Katherine Giles wants to better understand why salt structures formed and how they behave through time. The New Mexico State University geologist says the knowledge is important to help determine the best places to drill for oil traps and the safest methods for storing contaminated nuclear materials.

Kate Giles, director of NMSU's Institute of Tectonic Studies, takes a break while out in the field in Nevada.

Salt structures, which commonly occur where the earth's crust has been pulled apart, are found in many areas around the world, Giles said. "Yet we know very little about salt and its behavior."

Giles, director of NMSU's Institute of Tectonic Studies, and her research team have been studying salt structures in an area called La Popa Basin, located about 20 miles northwest of Monterrey, Mexico, for almost four years.

At La Popa Basin there are outcroppings of salt structures normally found thousands of feet under the sea or in the earth's subsurface. "It's one of the few outcroppings in the world, and arguably the best example for scientific research," Giles said. "It's new for us to be able to walk around and look at them."

The basin, which covers a 350-square-mile area, contains two small salt stocks, or vertical tubes of salt, Giles said. Her team has focused on these structures to analyze the rock types around them and their relationship to the salt stocks.

During that process, the team discovered a salt weld. "This is an area where there used to be a huge wall of salt," Giles explained. "The salt migrated from the area, and the adjacent rocks collapsed together to fill the remaining void."

Giles said this is the only surface exposure of a salt weld that experts are aware of, so at this point they are poorly understood. She hopes to find out how it got there and what happened to it, to help answer the question of why salt moves. "Not all salt moves," she said. "But when it does, it often generates stocks and welds. These are important areas where oil is found."

A better understanding of the behavior of salt will help oil companies know the best places to drill, Giles said. It reduces their risks and the impact on the environment that results from drilling in the wrong places. For that reason her research is backed by a consortium of eight oil companies.

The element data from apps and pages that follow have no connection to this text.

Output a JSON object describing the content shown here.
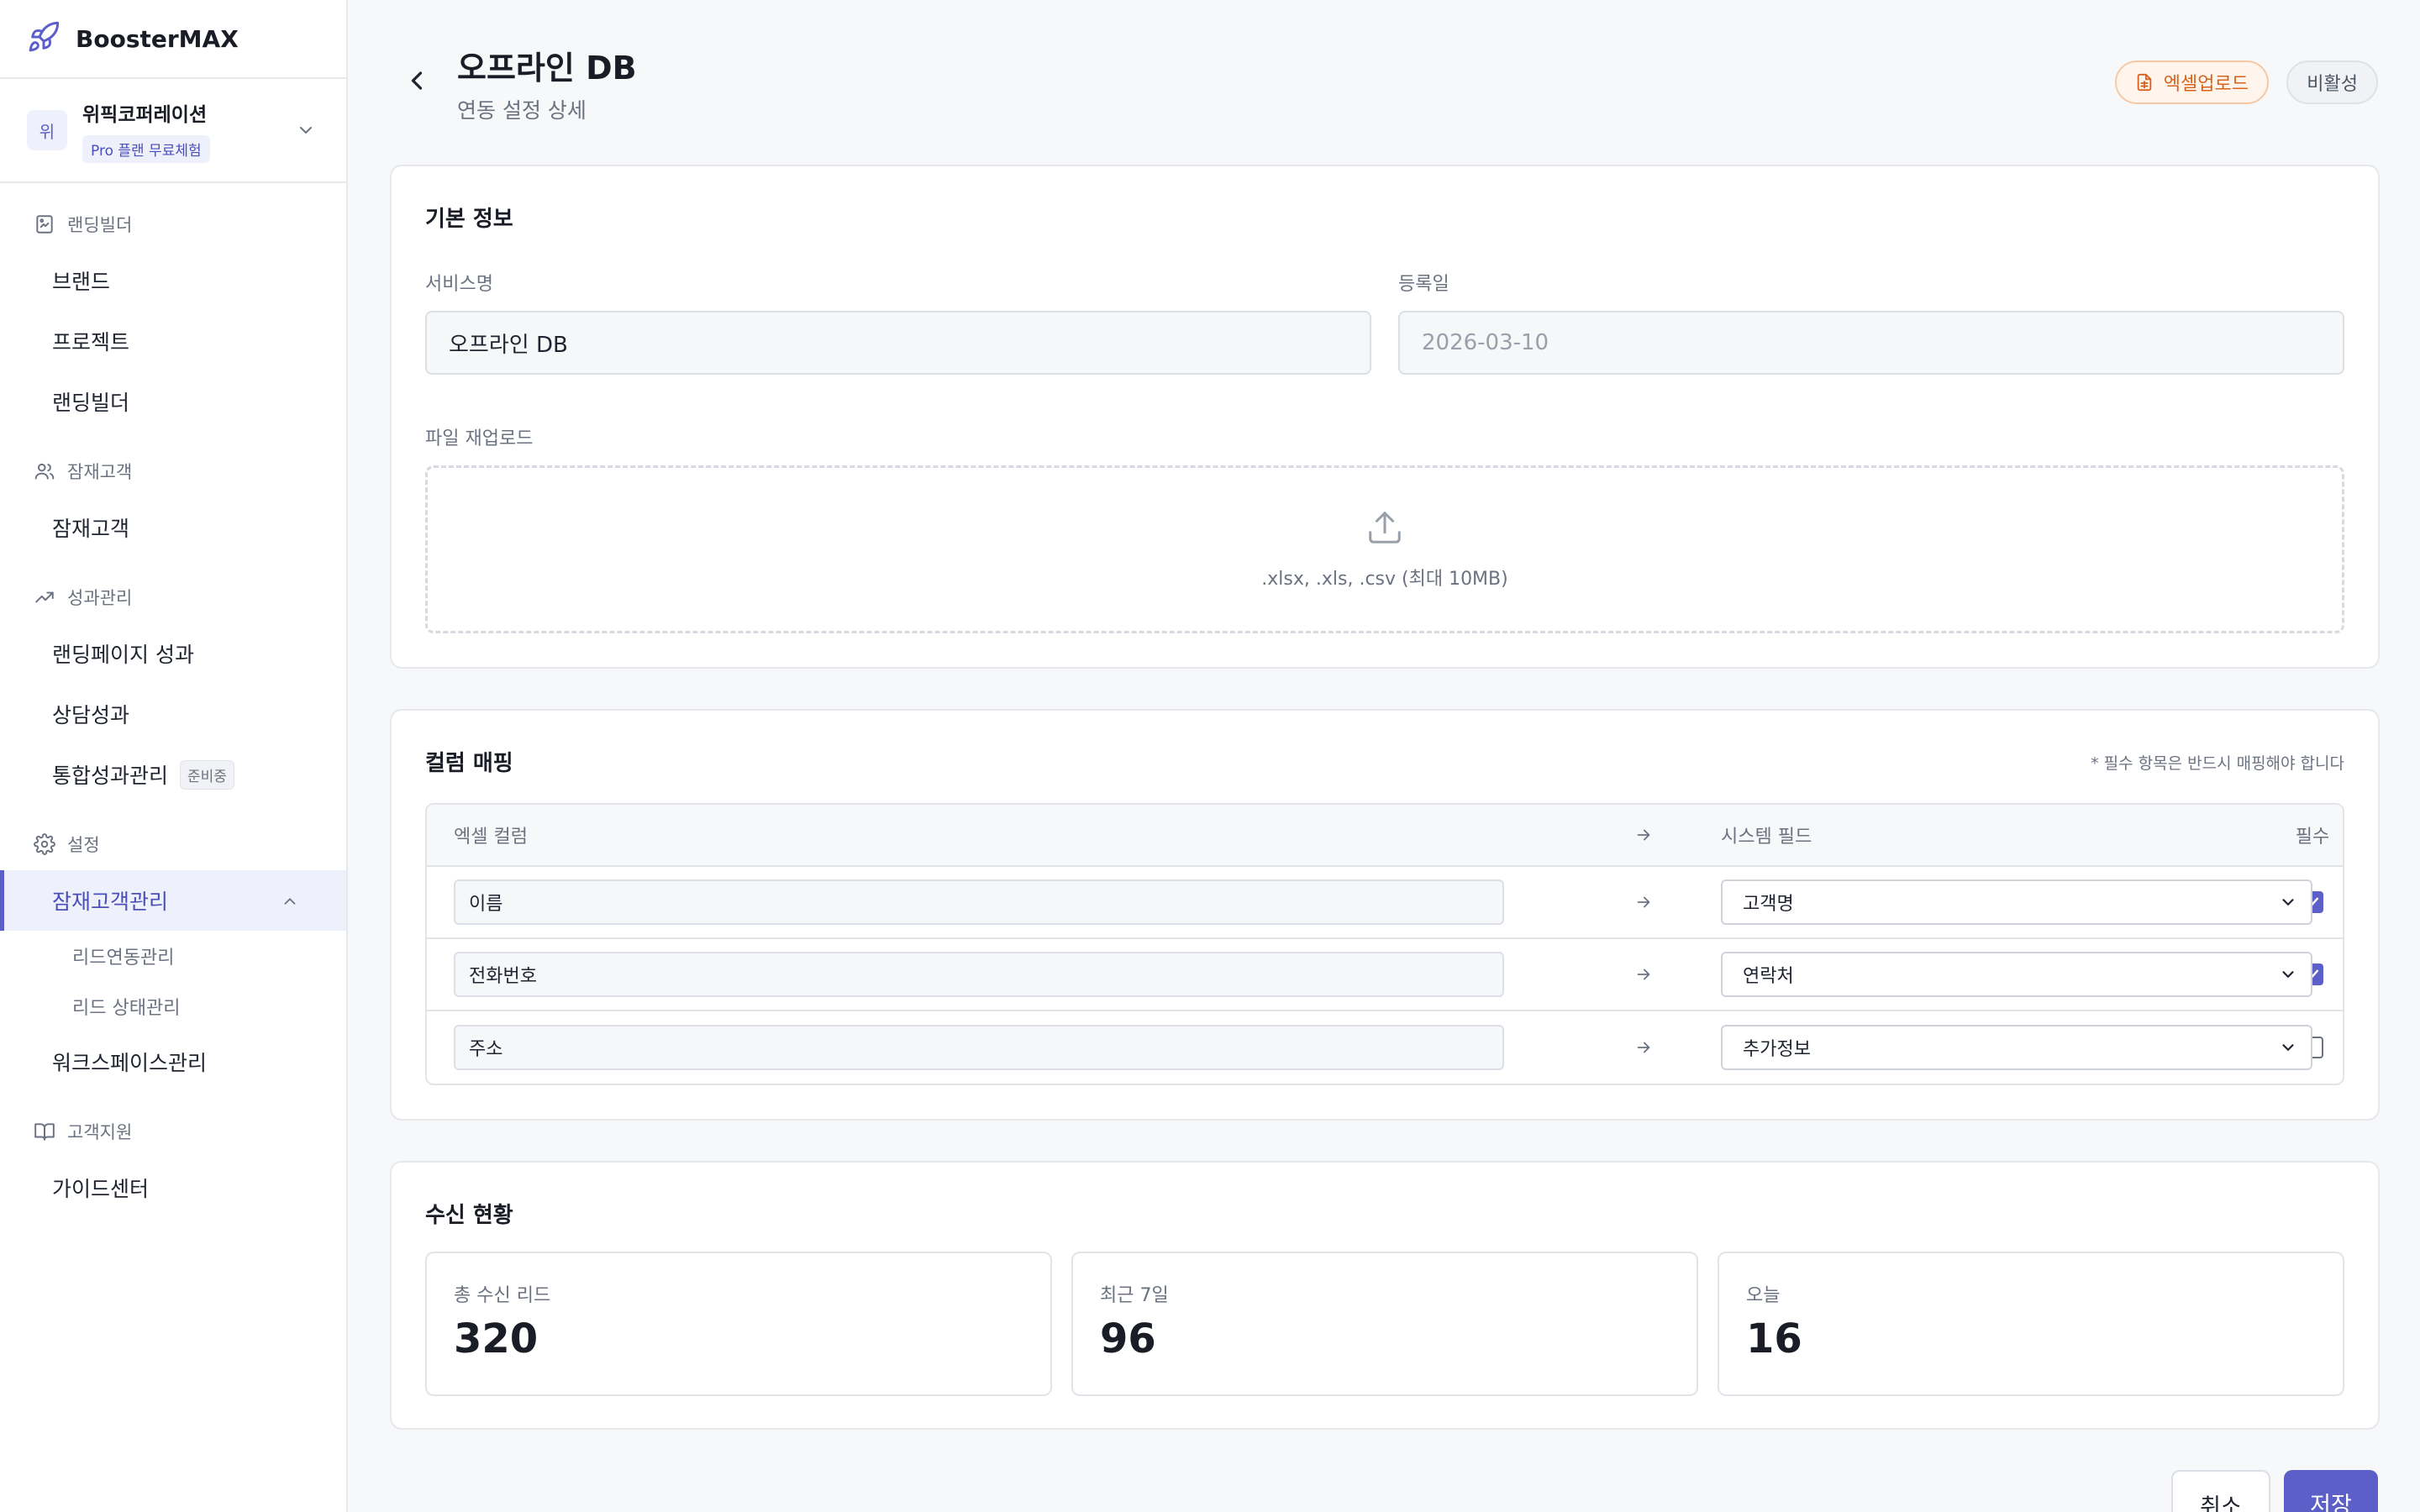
{
  "app": {
    "name": "BoosterMAX"
  },
  "org": {
    "avatar": "위",
    "name": "위픽코퍼레이션",
    "plan": "Pro 플랜 무료체험"
  },
  "sidebar": {
    "sections": [
      {
        "label": "랜딩빌더",
        "icon": "landing-icon"
      },
      {
        "label": "잠재고객",
        "icon": "users-icon"
      },
      {
        "label": "성과관리",
        "icon": "trend-icon"
      },
      {
        "label": "설정",
        "icon": "gear-icon"
      },
      {
        "label": "고객지원",
        "icon": "book-icon"
      }
    ],
    "items": {
      "brand": "브랜드",
      "project": "프로젝트",
      "landing": "랜딩빌더",
      "prospect": "잠재고객",
      "landing_perf": "랜딩페이지 성과",
      "consult_perf": "상담성과",
      "integrated_perf": "통합성과관리",
      "integrated_badge": "준비중",
      "prospect_mgmt": "잠재고객관리",
      "lead_link": "리드연동관리",
      "lead_status": "리드 상태관리",
      "workspace": "워크스페이스관리",
      "guide": "가이드센터"
    }
  },
  "header": {
    "title": "오프라인 DB",
    "subtitle": "연동 설정 상세",
    "excel_upload": "엑셀업로드",
    "inactive": "비활성"
  },
  "basic": {
    "title": "기본 정보",
    "service_label": "서비스명",
    "service_value": "오프라인 DB",
    "date_label": "등록일",
    "date_value": "2026-03-10",
    "reupload_label": "파일 재업로드",
    "upload_hint": ".xlsx, .xls, .csv (최대 10MB)"
  },
  "mapping": {
    "title": "컬럼 매핑",
    "note": "* 필수 항목은 반드시 매핑해야 합니다",
    "head_excel": "엑셀 컬럼",
    "head_system": "시스템 필드",
    "head_required": "필수",
    "rows": [
      {
        "excel": "이름",
        "system": "고객명",
        "required": true
      },
      {
        "excel": "전화번호",
        "system": "연락처",
        "required": true
      },
      {
        "excel": "주소",
        "system": "추가정보",
        "required": false
      }
    ]
  },
  "stats": {
    "title": "수신 현황",
    "items": [
      {
        "label": "총 수신 리드",
        "value": "320"
      },
      {
        "label": "최근 7일",
        "value": "96"
      },
      {
        "label": "오늘",
        "value": "16"
      }
    ]
  },
  "footer": {
    "cancel": "취소",
    "save": "저장"
  },
  "colors": {
    "accent": "#5b5fc7",
    "excel": "#d9621c"
  }
}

Giles was recently awarded a combined Fulbright-Garcia Robles Scholarship for Mexico in the Science and Technology Division to expand her research in the La Popa Basin. About two such awards are given nationally each year. She will travel to Mexico City to teach several short courses at the Universidad Nacional Autonoma de Mexico (UNAM), and she will lead a joint UNAM/NMSU field excursion to conduct research at La Popa Basin. She will be in Mexico City from June 1 to Sept. 1, 2001.

Her research in La Popa Basin is one of several projects supported by the recently created Institute of Tectonic Studies. Tectonics is the study of the earth's crustal structure and the forces that produce changes in it. Other projects funded by the institute are under way in New Mexico, Nevada and Alaska.

The institute helps fund tectonics research by serving as an umbrella organization, directing money to fund faculty and student research that otherwise might not be funded through traditional means. One of the goals of the institute is to build up the expertise of NMSU's faculty and students in the area of tectonic studies, Giles said.

The institute also is able to employ undergraduate students to work on projects directly involved with geology, she said. Students learn skills they don't necessarily get in class, including state of the art geological computer modeling programs and Geographical Information Systems software.

"It gives students a great background to go into industry," she said. "They just need experience, and they learn the most by actually doing it."